Great question - It really depends on my objectives for the project. If the primary objective was to make money with it, I wouldn’t release it online right away. I would likely target film festivals that could help me gain exposure, and approach distributors directly. But if my goal was to simply get as many views as possible, I would release it for free and spend a lot of effort marketing it to ensure it got significant exposure.
I think many directors focus on one aspect of the craft TOO much - they might be too obsessed with the script or the camera for instance. Directing is all about making the elements work in harmony together, so finding a way to make each facet work in unison should always be the goal.
What would that marketing look like, in your mind? Say if you want to get views/make a name for yourself online as the goal. Would it be social? Would it be supplemental (but thematically related) content? Would it be press releases, and if so, where would you send them?
How do you keep all that in mind while also giving actors what you need? (also, just, what’s your advice on working with actors?)
Anything that is recurring on a regular basis. For instance, a webseries might be a better fit than a feature film, since the series can release episodes every month on a subscription basis. That said, for a project like a feature film, ancillary content can also be created (such as educational videos or lessons) that can be released via Patreon…
Haha true! Have you considered doing something like that, since you/your name is kinda your brand and you make stuff semi-regularly it seems?
For me, this project needs more $ than my last, but not so much that I need private investors. The film after that will need a higher budget (somewhere in the $500K - $1MM range), so I will need to finance through private equity. As for doing multiple campaigns, you can absolutely go that route! I personally prefer to just do it once as I have a blog following that I respect very much and don’t want to ask too much of. But also, because as I grow as a filmmaker, I want to explore multiple avenues to allow my projects to get bigger and bigger in scope. Crowdfunding is great, but only up to a certain amount - unless you are really famous
Do you have an idea of how you’re approaching your first (and only) crowdfunding campaign?
I would try positioning it as a long term play. Maybe the web series is intentionally created at a loss so in the future it can be used to develop into a television series or feature film. That way, the investors can get in early on the “proof of concept” and have favorable terms in the deal when you create the larger project, spun off of the web series.
You will at minimum want a basic synopsis of the project, bios on the cast/crew, a directors statement, and ideally financial info (budget, repayment terms, etc.) if you are sharing with investors. The goal is to energize your potential investor with the creative, and give them the confidence in your business abilities to make this profitable or worth while.
Do you think there’s any value in making (and continuing to make) web series because you like that format, without it having to be a stepping stone to longer-form content? Do you think it’s possible to make your living that way?

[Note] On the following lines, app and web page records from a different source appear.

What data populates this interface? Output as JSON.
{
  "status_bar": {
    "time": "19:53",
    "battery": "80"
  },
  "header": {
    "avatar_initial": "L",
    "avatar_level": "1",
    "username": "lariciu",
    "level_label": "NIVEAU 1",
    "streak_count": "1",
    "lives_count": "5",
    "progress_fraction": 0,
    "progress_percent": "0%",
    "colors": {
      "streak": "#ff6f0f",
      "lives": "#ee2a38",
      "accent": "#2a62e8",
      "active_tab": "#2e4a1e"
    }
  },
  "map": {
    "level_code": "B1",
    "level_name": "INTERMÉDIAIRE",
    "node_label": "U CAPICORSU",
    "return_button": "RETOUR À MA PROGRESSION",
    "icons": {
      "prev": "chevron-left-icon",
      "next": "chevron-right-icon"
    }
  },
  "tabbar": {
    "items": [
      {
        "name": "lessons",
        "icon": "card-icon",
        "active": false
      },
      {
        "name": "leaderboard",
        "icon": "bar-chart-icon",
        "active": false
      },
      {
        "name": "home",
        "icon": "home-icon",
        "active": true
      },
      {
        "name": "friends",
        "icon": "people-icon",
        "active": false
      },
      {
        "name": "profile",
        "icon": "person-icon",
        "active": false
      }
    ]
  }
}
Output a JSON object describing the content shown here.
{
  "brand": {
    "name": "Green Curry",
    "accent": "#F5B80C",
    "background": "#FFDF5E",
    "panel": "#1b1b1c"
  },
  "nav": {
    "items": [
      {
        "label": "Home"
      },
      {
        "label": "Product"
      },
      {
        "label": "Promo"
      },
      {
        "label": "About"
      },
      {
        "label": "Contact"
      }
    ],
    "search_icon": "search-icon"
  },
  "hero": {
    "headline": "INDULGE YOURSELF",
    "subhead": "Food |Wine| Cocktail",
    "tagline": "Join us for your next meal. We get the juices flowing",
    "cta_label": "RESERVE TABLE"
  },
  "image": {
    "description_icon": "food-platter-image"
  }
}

Crowdfunding is probably the way to go. That said, even raising $5- $10K will require basically a full time commitment as you run the campaign. So for that amount, there’s also the option of simply doubling down on your day to day work (if you can) and saving the $ yourself. It may take less effort!
I always try to rotate my talent around the space, looking at every angle until the practical lights in the room hit their face in a flattering way. I’ll build out my scene from there, generally going for tighter angles if I’m unable to light the background properly. As long as you avoid flat lighting, you are going to be able to produce a nice image… Assuming you at least have some light in the room (a lamp, for instance), and a camera/lens combo that can handle a low light setup if you’re shooting at night.
Find an apartment with nice bright windows and shoot during the day Or alternatively, get a couple of flood lights to bring up the ambient levels, and then get a small soft source (china ball, litemat) that can be used to key your talent. A couple of bright lights and a small key may be all you need.
It was about damn time!
Thanks, Noam! Will definitely be checking out your blog now!!
Yes. I once chose a location that was very hard to get to (under a bridge, about a 1/2 mile walk from our parking lot), and when it started raining before our shoot we got screwed. Had to travel with gear through mud, my DP got sick, and the whole crew was mad at me!